Work to complete:
Extract, word for word, each line from the line holding "What's the underlying" through the end of the records. Omit every picture.

(Given entries begins)

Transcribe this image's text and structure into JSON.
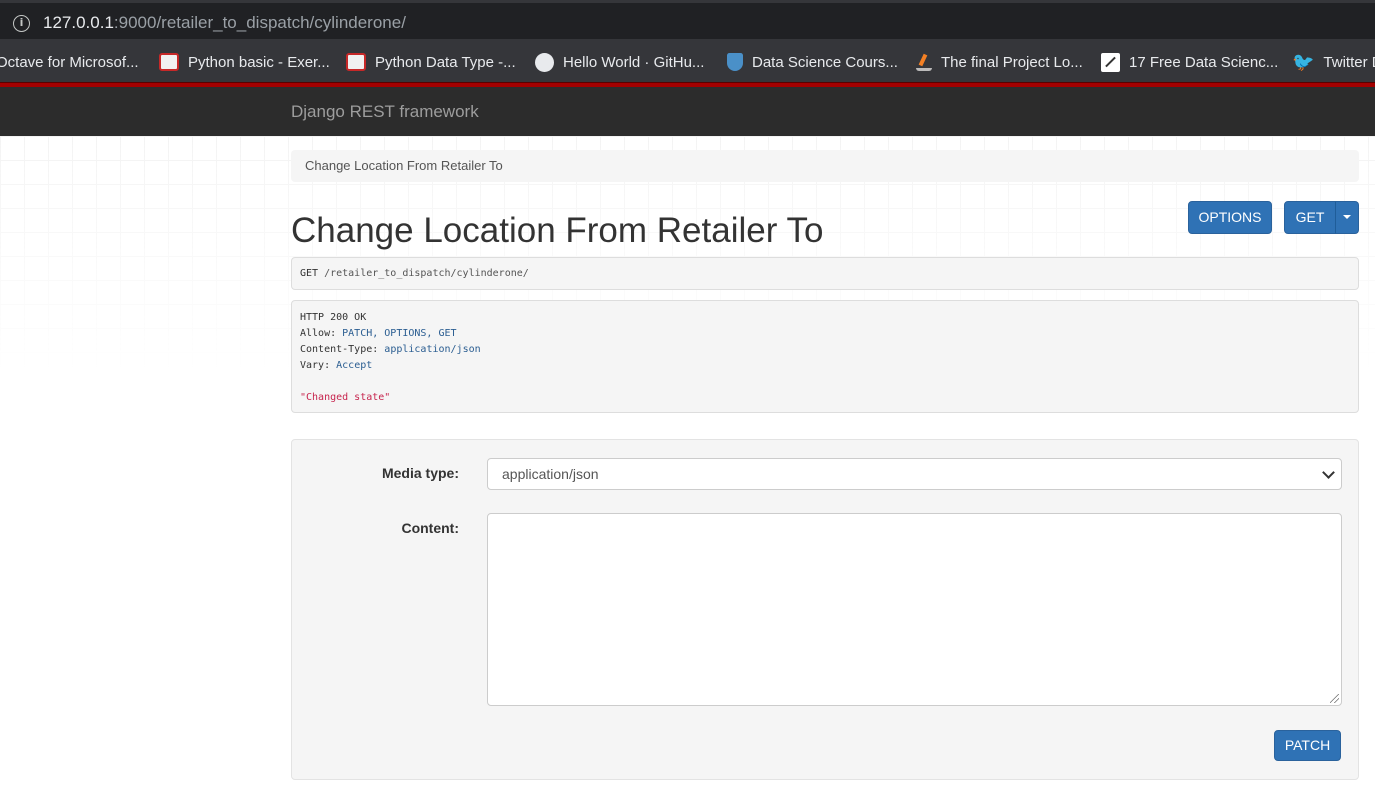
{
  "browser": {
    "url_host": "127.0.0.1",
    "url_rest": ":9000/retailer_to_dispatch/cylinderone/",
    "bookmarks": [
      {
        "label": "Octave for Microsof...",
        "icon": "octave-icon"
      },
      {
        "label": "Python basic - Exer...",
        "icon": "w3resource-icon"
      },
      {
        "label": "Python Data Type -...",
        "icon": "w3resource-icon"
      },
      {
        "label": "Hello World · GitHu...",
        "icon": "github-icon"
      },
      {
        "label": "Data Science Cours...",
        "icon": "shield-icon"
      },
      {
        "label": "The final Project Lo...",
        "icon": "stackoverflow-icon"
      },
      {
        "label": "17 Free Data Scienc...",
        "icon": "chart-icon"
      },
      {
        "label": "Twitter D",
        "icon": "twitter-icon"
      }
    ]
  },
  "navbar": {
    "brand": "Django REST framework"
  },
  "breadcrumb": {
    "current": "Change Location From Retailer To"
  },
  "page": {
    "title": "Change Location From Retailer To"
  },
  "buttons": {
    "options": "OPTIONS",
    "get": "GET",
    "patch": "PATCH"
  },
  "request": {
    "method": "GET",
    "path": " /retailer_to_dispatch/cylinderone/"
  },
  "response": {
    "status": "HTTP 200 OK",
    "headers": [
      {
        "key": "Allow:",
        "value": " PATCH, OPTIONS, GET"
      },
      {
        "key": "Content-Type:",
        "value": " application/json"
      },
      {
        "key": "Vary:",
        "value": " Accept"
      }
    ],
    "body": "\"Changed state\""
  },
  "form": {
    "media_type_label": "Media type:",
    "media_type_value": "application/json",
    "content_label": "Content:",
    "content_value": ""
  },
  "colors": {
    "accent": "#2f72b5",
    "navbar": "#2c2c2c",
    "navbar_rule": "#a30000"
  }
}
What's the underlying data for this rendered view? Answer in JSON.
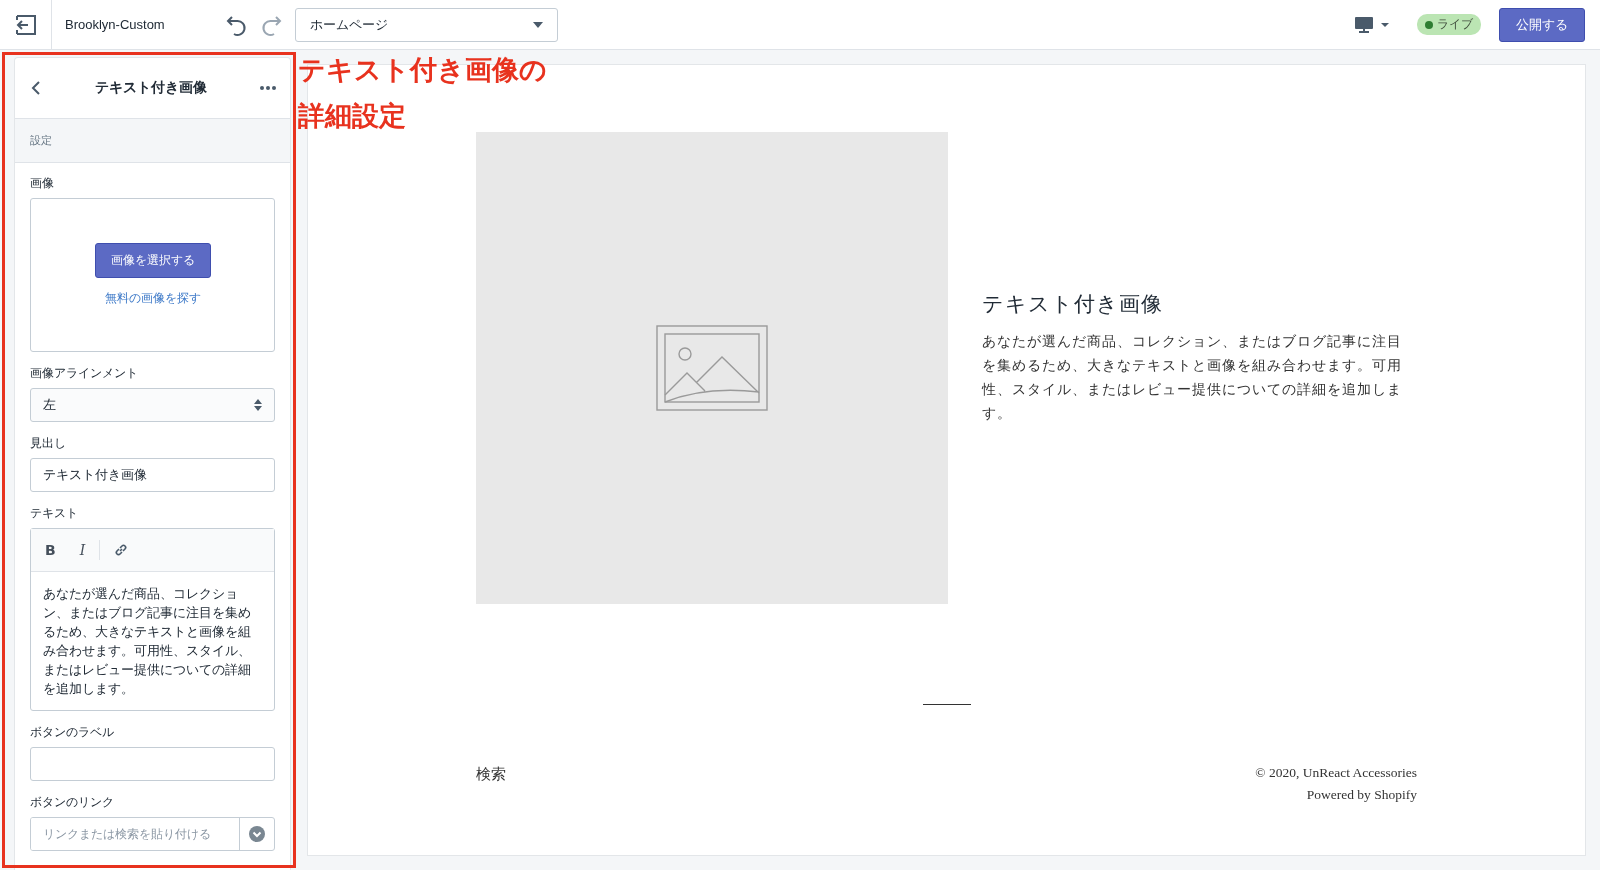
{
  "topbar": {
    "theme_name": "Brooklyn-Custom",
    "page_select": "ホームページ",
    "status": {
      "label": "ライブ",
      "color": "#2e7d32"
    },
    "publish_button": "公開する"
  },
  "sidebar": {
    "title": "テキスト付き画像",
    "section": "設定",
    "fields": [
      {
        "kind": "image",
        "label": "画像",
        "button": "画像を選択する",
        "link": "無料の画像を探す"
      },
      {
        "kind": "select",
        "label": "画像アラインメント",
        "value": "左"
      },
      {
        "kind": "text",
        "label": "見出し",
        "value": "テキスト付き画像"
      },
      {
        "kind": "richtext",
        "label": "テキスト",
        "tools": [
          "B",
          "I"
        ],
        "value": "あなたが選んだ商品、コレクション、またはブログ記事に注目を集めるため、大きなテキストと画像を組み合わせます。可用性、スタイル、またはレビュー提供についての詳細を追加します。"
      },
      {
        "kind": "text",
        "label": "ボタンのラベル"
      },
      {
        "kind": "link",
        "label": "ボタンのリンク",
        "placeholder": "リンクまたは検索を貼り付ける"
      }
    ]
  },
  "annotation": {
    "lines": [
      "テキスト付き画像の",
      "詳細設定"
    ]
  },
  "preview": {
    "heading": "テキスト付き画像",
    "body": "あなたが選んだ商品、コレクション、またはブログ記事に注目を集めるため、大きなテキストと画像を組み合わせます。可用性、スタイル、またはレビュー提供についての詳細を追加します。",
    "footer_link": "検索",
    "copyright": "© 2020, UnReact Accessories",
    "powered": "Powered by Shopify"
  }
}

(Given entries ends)

Response:
What's the underlying data for this rendered view? Answer in JSON.
{
  "topbar": {
    "theme_name": "Brooklyn-Custom",
    "page_select": "ホームページ",
    "status": {
      "label": "ライブ",
      "color": "#2e7d32"
    },
    "publish_button": "公開する"
  },
  "sidebar": {
    "title": "テキスト付き画像",
    "section": "設定",
    "fields": [
      {
        "kind": "image",
        "label": "画像",
        "button": "画像を選択する",
        "link": "無料の画像を探す"
      },
      {
        "kind": "select",
        "label": "画像アラインメント",
        "value": "左"
      },
      {
        "kind": "text",
        "label": "見出し",
        "value": "テキスト付き画像"
      },
      {
        "kind": "richtext",
        "label": "テキスト",
        "tools": [
          "B",
          "I"
        ],
        "value": "あなたが選んだ商品、コレクション、またはブログ記事に注目を集めるため、大きなテキストと画像を組み合わせます。可用性、スタイル、またはレビュー提供についての詳細を追加します。"
      },
      {
        "kind": "text",
        "label": "ボタンのラベル"
      },
      {
        "kind": "link",
        "label": "ボタンのリンク",
        "placeholder": "リンクまたは検索を貼り付ける"
      }
    ]
  },
  "annotation": {
    "lines": [
      "テキスト付き画像の",
      "詳細設定"
    ]
  },
  "preview": {
    "heading": "テキスト付き画像",
    "body": "あなたが選んだ商品、コレクション、またはブログ記事に注目を集めるため、大きなテキストと画像を組み合わせます。可用性、スタイル、またはレビュー提供についての詳細を追加します。",
    "footer_link": "検索",
    "copyright": "© 2020, UnReact Accessories",
    "powered": "Powered by Shopify"
  }
}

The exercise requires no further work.